Sheila D. Collins
Poverty is one of the world's most costly and serious social problems. It represents the vast unused and underused potential of millions of people; it costs societies in lost revenues, in lost productivity, in ill health, social dysfunction, and environmental degradation and in vast sums that must be spent either to alleviate poverty's worst symptoms through social welfare programs or to police or control its unruly victims. Social scientists generally define poverty in two ways. Absolute poverty is the condition in which people are unable to achieve the basic necessities of life, such as food, clothing, and shelter. Relative poverty refers to some socially constructed norm of well-being in comparison to some proportion of a society thought to be lacking.

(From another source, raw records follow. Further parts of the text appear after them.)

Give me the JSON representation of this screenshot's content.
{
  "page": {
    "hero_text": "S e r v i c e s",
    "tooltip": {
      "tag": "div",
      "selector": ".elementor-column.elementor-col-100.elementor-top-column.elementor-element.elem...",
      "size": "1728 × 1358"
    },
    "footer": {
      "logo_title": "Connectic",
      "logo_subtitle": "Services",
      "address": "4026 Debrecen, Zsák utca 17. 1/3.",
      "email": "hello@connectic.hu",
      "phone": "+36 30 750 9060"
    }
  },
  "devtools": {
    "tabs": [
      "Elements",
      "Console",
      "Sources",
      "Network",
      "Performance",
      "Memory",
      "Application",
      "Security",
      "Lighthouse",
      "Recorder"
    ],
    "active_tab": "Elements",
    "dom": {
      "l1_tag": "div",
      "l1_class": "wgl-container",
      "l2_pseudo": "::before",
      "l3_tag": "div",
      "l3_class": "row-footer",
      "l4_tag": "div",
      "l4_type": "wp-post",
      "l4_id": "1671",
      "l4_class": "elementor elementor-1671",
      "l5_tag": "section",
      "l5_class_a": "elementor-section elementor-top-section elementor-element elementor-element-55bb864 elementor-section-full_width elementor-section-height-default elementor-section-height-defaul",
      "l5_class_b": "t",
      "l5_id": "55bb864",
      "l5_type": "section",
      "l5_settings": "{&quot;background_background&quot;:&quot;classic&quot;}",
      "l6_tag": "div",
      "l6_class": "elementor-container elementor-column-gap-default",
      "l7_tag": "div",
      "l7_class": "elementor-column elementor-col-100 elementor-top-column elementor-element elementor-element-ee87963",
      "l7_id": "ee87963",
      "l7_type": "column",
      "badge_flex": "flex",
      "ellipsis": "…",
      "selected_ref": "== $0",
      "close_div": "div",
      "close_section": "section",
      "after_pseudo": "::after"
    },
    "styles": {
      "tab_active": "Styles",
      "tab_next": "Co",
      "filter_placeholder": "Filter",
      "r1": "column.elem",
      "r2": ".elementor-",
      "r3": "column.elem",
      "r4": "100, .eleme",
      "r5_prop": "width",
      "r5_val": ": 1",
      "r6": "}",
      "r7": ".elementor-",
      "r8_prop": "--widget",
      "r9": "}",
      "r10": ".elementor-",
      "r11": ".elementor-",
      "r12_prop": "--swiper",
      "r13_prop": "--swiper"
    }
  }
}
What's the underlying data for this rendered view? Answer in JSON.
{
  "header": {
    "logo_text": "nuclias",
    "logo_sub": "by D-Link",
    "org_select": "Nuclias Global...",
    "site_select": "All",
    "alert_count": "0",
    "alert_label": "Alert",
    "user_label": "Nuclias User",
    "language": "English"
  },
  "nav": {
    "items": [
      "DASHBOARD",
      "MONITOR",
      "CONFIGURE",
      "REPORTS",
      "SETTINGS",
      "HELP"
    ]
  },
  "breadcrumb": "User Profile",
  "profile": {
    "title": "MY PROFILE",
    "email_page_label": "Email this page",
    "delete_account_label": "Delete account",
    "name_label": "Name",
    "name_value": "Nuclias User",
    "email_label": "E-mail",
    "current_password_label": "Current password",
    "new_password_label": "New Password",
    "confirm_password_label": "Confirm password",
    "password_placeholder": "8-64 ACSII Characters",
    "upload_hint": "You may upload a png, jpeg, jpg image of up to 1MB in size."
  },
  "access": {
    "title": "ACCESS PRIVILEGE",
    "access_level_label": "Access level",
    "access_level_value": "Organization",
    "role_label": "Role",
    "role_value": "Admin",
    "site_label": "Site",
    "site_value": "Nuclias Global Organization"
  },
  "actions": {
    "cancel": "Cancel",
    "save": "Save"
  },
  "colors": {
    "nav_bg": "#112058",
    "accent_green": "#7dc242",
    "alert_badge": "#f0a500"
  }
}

The “poor” in the rich industrialized countries are not, for the most part, materially deprived in the absolute sense. With the help of government transfer programs, such as income A ...